Second: Be aware. Stock is really just a natural connection between garden and hearth — and a folk-medicine strategy to get valuable nutrients like collagen and minerals out of animal bones.
Finally: Be skeptical. The people who provide recipes for stock that require you to spend $20 on ingredients are probably trying to be helpful, but this outlay of cash really shouldn’t be necessary. Be skeptical of a world that makes such an elemental part of cooking so complicated and spendy to do.

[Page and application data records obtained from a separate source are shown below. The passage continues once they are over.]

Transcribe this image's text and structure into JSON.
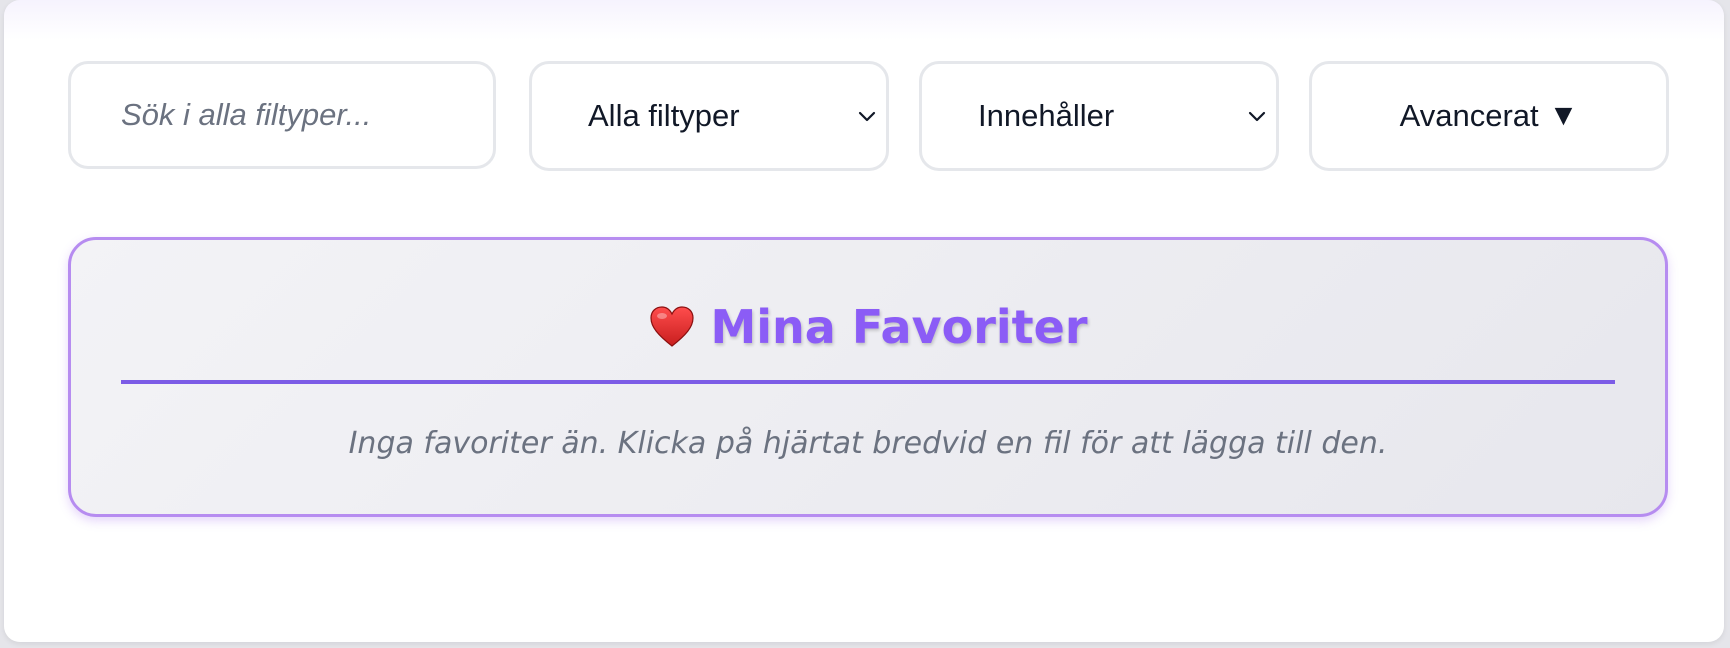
{
  "search": {
    "placeholder": "Sök i alla filtyper..."
  },
  "filters": {
    "file_type": {
      "selected": "Alla filtyper"
    },
    "match_mode": {
      "selected": "Innehåller"
    },
    "advanced_label": "Avancerat",
    "advanced_arrow": "▼"
  },
  "favorites": {
    "title": "Mina Favoriter",
    "empty_message": "Inga favoriter än. Klicka på hjärtat bredvid en fil för att lägga till den."
  },
  "colors": {
    "accent": "#8b5cf6",
    "heart": "#e02424"
  }
}
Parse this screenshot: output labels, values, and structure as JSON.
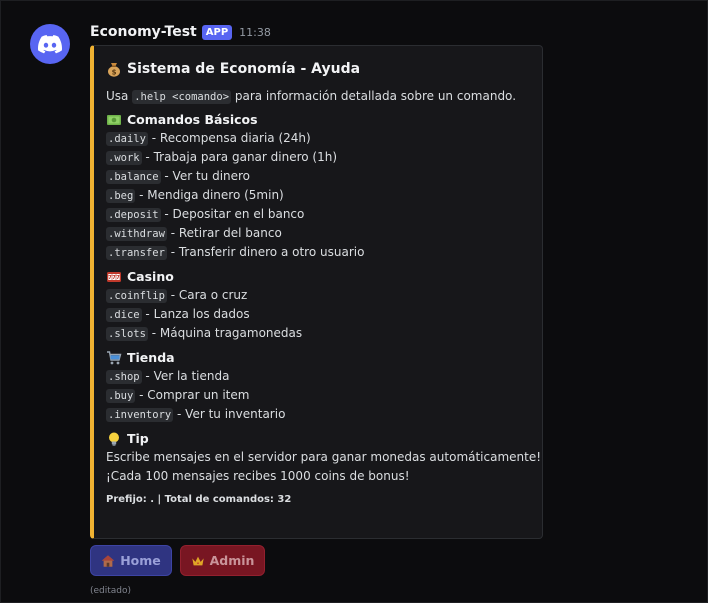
{
  "message": {
    "author": "Economy-Test",
    "tag": "APP",
    "timestamp": "11:38",
    "edited_label": "(editado)"
  },
  "embed": {
    "accent_color": "#f0b232",
    "title": "Sistema de Economía - Ayuda",
    "title_icon": "money-bag-icon",
    "description": {
      "prefix": "Usa ",
      "code": ".help <comando>",
      "suffix": " para información detallada sobre un comando."
    },
    "fields": [
      {
        "name": "Comandos Básicos",
        "icon": "dollar-banknote-icon",
        "lines": [
          {
            "cmd": ".daily",
            "text": " - Recompensa diaria (24h)"
          },
          {
            "cmd": ".work",
            "text": " - Trabaja para ganar dinero (1h)"
          },
          {
            "cmd": ".balance",
            "text": " - Ver tu dinero"
          },
          {
            "cmd": ".beg",
            "text": " - Mendiga dinero (5min)"
          },
          {
            "cmd": ".deposit",
            "text": " - Depositar en el banco"
          },
          {
            "cmd": ".withdraw",
            "text": " - Retirar del banco"
          },
          {
            "cmd": ".transfer",
            "text": " - Transferir dinero a otro usuario"
          }
        ]
      },
      {
        "name": "Casino",
        "icon": "slot-machine-icon",
        "lines": [
          {
            "cmd": ".coinflip",
            "text": " - Cara o cruz"
          },
          {
            "cmd": ".dice",
            "text": " - Lanza los dados"
          },
          {
            "cmd": ".slots",
            "text": " - Máquina tragamonedas"
          }
        ]
      },
      {
        "name": "Tienda",
        "icon": "shopping-cart-icon",
        "lines": [
          {
            "cmd": ".shop",
            "text": " - Ver la tienda"
          },
          {
            "cmd": ".buy",
            "text": " - Comprar un item"
          },
          {
            "cmd": ".inventory",
            "text": " - Ver tu inventario"
          }
        ]
      },
      {
        "name": "Tip",
        "icon": "light-bulb-icon",
        "lines": [
          {
            "cmd": "",
            "text": "Escribe mensajes en el servidor para ganar monedas automáticamente!"
          },
          {
            "cmd": "",
            "text": "¡Cada 100 mensajes recibes 1000 coins de bonus!"
          }
        ]
      }
    ],
    "footer": "Prefijo: . | Total de comandos: 32"
  },
  "buttons": {
    "home": {
      "label": "Home",
      "icon": "house-icon"
    },
    "admin": {
      "label": "Admin",
      "icon": "crown-icon"
    }
  }
}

With that being out of the way, it’s time to start doing. For the quickest stock, take a quart of water, and simmer it with a whole carrot with its root-end cut off (or six “baby” peeled carrots), an onion about the size of half of your fist (leek, red, yellow, whatever), and any chicken or turkey scraps you have, raw or cooked, even some pork-chop bones. Add whatever else you have that’s handy, like a bay leaf, a slice of ginger, a dab of tomato paste, fresh garlic, thyme or parsley, the rind of a hard cheese like Parmigiano Reggiano.
Cook on low heat for half an hour, at least, or, better, for as much time as you like; four or eight hours is a good long time. Let it cool. Use a strainer or slotted spoon to skim out the solids. Refrigerate, or freeze, or freeze in ice-cube trays, or freeze in small sealable containers, or don’t freeze, just leave it on the stove till tomorrow, and then bring it up to a simmer for a while to kill anything that might have started living in it, and then refrigerate, freeze or use.
You know what you have now? One of the most important basic building blocks of cuisine, a little bit of independence from the madness of modernity, and a recipe for a certain flavor of freedom.
Dara Moskowitz Grumdahl is a James Beard Award–winning food and wine writer.